*** DATA FOR THIS EXERCISE ***
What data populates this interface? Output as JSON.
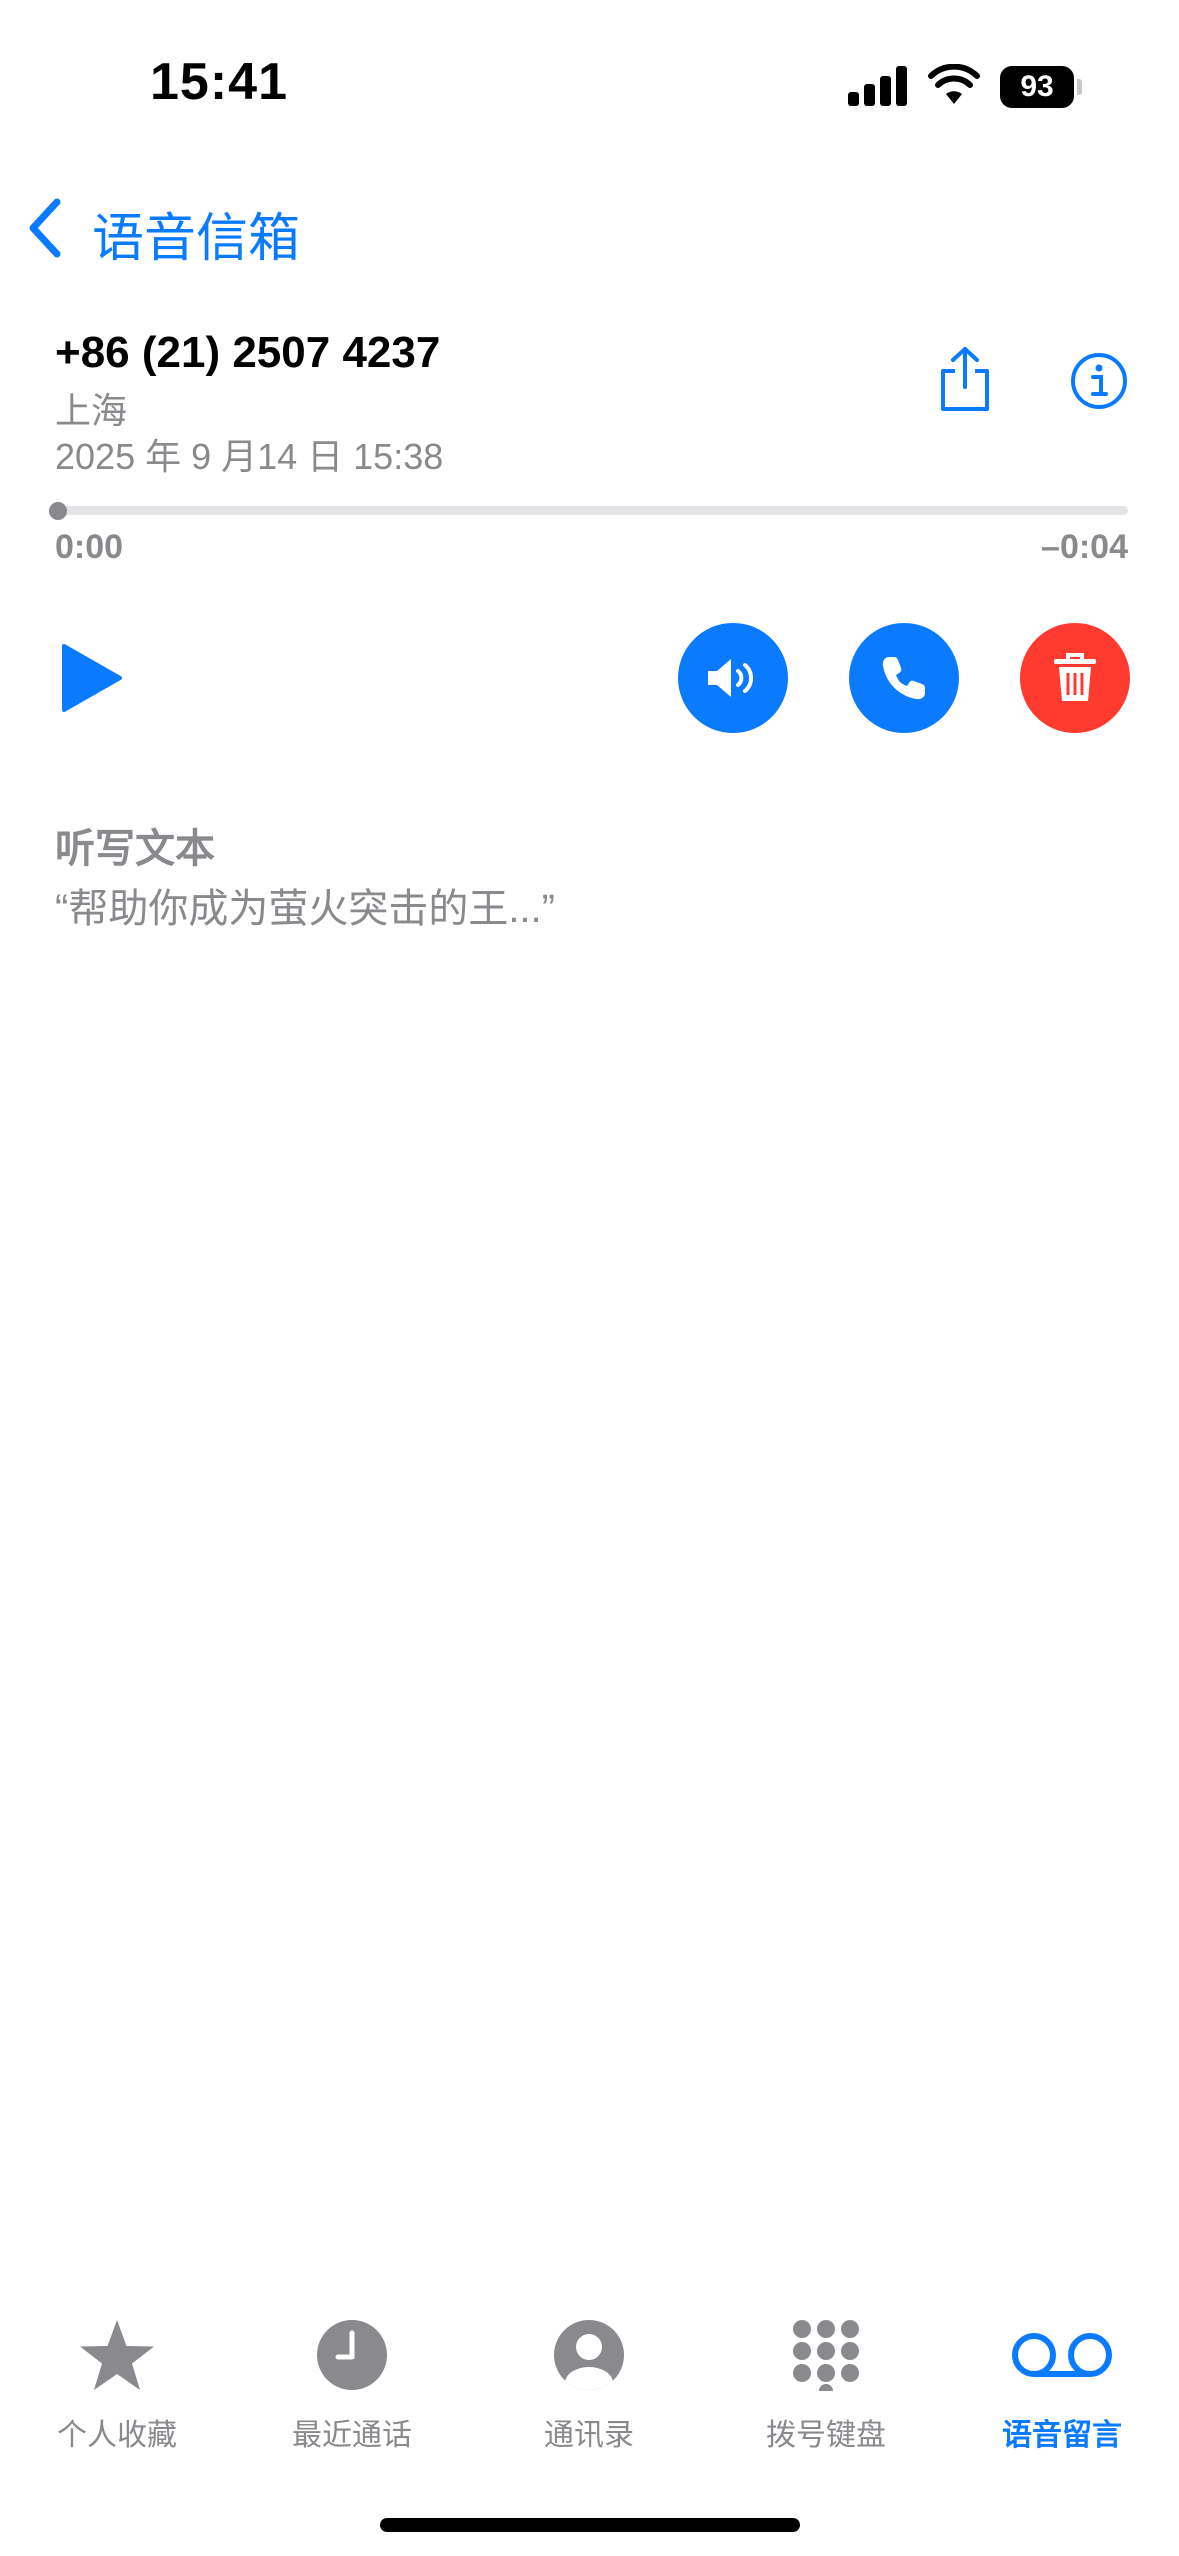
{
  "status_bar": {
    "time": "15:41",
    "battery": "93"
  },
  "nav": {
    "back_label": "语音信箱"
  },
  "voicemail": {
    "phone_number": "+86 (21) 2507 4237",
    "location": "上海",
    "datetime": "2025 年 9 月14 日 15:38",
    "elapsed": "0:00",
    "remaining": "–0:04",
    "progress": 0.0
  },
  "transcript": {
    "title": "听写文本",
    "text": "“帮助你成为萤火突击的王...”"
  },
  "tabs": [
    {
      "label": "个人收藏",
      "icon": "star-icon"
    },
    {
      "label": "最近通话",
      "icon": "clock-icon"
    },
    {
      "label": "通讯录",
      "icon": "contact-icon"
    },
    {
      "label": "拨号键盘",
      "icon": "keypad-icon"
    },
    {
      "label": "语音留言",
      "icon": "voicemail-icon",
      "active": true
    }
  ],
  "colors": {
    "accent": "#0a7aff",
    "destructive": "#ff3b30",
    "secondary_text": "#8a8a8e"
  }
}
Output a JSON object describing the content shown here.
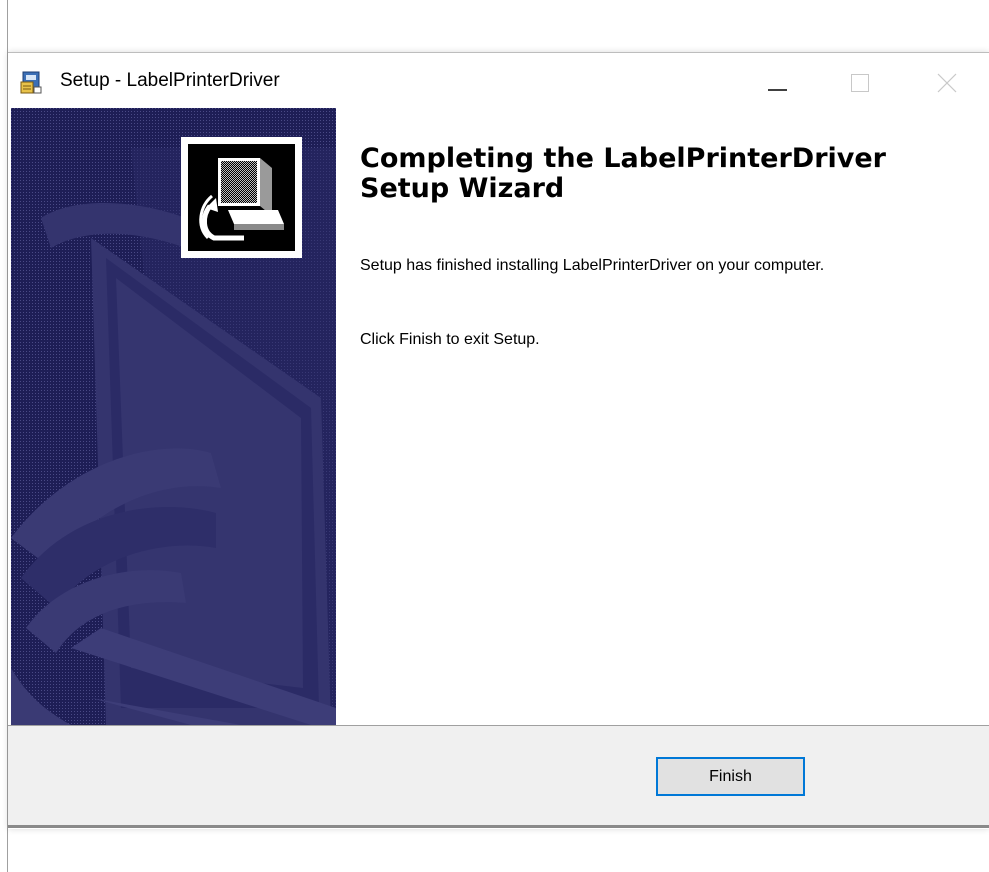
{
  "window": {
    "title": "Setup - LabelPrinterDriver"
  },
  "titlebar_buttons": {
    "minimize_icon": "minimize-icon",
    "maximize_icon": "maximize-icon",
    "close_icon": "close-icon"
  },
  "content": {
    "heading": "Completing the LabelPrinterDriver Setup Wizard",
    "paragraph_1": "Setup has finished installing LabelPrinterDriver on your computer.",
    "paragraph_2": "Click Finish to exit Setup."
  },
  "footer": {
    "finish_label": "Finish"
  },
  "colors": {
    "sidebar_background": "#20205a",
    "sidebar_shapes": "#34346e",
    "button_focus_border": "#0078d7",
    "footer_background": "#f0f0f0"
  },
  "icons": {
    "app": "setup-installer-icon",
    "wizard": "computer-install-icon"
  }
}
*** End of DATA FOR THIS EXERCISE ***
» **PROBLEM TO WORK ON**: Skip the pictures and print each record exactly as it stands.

» **RESULT**:
What data populates this interface? Output as JSON.
{
  "status_bar": {
    "time": "15:41",
    "battery": "93"
  },
  "nav": {
    "back_label": "语音信箱"
  },
  "voicemail": {
    "phone_number": "+86 (21) 2507 4237",
    "location": "上海",
    "datetime": "2025 年 9 月14 日 15:38",
    "elapsed": "0:00",
    "remaining": "–0:04",
    "progress": 0.0
  },
  "transcript": {
    "title": "听写文本",
    "text": "“帮助你成为萤火突击的王...”"
  },
  "tabs": [
    {
      "label": "个人收藏",
      "icon": "star-icon"
    },
    {
      "label": "最近通话",
      "icon": "clock-icon"
    },
    {
      "label": "通讯录",
      "icon": "contact-icon"
    },
    {
      "label": "拨号键盘",
      "icon": "keypad-icon"
    },
    {
      "label": "语音留言",
      "icon": "voicemail-icon",
      "active": true
    }
  ],
  "colors": {
    "accent": "#0a7aff",
    "destructive": "#ff3b30",
    "secondary_text": "#8a8a8e"
  }
}
Output a JSON object describing the content shown here.
{
  "window": {
    "title": "Setup - LabelPrinterDriver"
  },
  "titlebar_buttons": {
    "minimize_icon": "minimize-icon",
    "maximize_icon": "maximize-icon",
    "close_icon": "close-icon"
  },
  "content": {
    "heading": "Completing the LabelPrinterDriver Setup Wizard",
    "paragraph_1": "Setup has finished installing LabelPrinterDriver on your computer.",
    "paragraph_2": "Click Finish to exit Setup."
  },
  "footer": {
    "finish_label": "Finish"
  },
  "colors": {
    "sidebar_background": "#20205a",
    "sidebar_shapes": "#34346e",
    "button_focus_border": "#0078d7",
    "footer_background": "#f0f0f0"
  },
  "icons": {
    "app": "setup-installer-icon",
    "wizard": "computer-install-icon"
  }
}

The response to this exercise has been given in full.